# Exercise
Which lines in the data below contain the string "Verkehrszweck"? Show each one.

# Material supplied
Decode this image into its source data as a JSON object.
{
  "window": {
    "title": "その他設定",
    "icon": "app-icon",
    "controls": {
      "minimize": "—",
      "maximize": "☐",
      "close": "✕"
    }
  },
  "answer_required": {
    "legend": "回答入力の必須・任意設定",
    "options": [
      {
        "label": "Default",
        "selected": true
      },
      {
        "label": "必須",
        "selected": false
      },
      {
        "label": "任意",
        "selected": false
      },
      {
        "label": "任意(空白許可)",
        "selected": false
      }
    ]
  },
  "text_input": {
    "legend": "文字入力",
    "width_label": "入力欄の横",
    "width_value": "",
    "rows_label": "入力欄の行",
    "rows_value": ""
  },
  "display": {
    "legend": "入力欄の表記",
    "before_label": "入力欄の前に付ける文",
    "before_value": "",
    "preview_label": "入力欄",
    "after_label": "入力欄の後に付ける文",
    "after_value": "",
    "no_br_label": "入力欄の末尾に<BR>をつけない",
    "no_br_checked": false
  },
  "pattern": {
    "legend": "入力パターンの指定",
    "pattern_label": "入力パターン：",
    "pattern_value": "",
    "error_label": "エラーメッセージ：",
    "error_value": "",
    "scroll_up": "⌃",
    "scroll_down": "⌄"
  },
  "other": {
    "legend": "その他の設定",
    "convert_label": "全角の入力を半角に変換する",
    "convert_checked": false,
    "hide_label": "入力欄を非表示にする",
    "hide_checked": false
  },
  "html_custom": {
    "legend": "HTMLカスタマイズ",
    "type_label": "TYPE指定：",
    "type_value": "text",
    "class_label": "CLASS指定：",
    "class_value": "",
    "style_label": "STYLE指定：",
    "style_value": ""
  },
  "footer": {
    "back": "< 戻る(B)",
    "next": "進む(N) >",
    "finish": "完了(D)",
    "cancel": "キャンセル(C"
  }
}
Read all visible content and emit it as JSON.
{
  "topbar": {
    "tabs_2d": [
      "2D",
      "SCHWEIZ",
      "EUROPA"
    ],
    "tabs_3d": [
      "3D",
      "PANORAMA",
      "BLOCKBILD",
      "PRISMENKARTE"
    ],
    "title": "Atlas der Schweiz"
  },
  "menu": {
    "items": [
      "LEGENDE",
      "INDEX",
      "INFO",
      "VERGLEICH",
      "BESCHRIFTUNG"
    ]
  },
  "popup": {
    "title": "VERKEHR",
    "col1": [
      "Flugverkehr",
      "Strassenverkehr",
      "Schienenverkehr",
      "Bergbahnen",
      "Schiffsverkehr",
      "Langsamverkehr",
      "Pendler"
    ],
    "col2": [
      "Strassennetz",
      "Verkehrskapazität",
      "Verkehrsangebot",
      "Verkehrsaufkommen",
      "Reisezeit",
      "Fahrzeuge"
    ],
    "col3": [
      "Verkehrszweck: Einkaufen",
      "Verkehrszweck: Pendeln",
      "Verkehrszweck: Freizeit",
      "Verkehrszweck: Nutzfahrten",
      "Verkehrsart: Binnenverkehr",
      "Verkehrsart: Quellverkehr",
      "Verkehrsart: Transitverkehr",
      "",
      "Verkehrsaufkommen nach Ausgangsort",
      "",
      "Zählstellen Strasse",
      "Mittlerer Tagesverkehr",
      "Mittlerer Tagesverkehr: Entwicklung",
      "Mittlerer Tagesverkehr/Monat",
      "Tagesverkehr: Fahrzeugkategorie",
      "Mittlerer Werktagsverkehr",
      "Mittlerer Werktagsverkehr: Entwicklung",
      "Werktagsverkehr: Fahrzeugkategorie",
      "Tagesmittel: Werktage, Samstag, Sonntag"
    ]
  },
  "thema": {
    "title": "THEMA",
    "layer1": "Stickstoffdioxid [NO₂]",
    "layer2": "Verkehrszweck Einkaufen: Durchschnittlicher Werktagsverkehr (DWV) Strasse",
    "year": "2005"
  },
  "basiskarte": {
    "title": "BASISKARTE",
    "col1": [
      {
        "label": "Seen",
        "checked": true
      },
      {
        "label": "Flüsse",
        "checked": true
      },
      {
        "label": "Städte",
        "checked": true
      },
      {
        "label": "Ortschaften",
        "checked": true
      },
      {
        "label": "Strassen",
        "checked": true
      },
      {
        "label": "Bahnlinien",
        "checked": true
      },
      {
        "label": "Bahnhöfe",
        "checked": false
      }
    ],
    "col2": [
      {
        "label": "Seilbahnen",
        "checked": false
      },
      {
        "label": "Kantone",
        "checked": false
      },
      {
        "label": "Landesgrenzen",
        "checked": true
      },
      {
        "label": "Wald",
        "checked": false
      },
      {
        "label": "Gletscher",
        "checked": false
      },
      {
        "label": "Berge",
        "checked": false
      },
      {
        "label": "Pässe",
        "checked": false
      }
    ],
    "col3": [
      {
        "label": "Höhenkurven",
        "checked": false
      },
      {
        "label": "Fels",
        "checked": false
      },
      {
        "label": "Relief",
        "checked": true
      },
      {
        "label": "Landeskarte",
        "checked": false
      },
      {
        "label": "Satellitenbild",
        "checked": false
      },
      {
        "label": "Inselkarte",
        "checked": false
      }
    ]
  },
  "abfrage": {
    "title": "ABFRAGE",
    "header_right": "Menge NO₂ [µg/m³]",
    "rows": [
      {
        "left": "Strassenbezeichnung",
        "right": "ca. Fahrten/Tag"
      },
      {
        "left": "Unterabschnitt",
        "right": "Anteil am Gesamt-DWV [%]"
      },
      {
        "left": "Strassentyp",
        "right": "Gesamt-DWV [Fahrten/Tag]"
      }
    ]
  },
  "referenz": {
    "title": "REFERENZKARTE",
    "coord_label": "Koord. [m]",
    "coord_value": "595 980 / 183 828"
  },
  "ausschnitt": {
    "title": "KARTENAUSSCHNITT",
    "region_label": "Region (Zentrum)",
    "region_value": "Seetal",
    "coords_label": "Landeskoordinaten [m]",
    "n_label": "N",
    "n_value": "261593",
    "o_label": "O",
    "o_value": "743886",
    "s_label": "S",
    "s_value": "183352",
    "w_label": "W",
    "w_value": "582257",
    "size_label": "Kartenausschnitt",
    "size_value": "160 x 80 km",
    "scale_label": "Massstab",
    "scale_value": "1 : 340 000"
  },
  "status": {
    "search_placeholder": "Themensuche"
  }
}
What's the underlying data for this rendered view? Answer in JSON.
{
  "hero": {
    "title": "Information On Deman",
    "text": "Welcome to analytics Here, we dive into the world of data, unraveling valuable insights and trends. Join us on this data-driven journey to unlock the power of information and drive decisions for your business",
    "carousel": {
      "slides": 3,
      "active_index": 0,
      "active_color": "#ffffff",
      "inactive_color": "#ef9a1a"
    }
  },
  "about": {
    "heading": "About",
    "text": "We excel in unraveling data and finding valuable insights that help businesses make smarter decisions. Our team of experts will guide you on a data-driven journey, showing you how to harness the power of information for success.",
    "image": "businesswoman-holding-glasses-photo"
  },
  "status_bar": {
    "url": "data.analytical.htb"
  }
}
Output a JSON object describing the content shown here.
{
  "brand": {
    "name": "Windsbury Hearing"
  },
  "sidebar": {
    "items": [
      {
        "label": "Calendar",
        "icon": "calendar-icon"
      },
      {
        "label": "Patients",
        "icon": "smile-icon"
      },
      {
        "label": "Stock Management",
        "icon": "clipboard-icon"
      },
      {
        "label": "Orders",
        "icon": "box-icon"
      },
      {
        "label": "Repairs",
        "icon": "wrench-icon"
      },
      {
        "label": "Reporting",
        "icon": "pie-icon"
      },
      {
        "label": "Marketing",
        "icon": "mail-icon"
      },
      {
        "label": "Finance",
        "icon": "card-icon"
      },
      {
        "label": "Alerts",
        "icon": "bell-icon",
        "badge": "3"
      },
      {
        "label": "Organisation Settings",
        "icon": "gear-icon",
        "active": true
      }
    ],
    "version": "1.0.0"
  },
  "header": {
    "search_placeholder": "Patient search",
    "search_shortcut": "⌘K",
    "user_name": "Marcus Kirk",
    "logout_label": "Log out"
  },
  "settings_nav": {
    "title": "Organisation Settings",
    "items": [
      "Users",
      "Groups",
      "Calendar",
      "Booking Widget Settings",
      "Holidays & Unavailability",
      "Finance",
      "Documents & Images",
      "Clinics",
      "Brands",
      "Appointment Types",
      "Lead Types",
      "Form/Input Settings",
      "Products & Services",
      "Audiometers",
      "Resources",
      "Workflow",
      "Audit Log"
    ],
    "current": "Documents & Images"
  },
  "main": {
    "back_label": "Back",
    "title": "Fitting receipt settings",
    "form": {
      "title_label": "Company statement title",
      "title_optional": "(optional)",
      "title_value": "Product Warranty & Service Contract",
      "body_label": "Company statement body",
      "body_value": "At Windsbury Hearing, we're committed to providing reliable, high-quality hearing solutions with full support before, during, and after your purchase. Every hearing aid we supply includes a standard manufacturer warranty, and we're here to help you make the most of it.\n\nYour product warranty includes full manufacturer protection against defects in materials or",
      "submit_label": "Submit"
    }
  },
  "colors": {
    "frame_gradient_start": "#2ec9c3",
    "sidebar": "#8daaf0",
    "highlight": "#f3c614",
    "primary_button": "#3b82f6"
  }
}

# Solution to this task
      "Verkehrszweck: Einkaufen",
      "Verkehrszweck: Pendeln",
      "Verkehrszweck: Freizeit",
      "Verkehrszweck: Nutzfahrten",
    "layer2": "Verkehrszweck Einkaufen: Durchschnittlicher Werktagsverkehr (DWV) Strasse",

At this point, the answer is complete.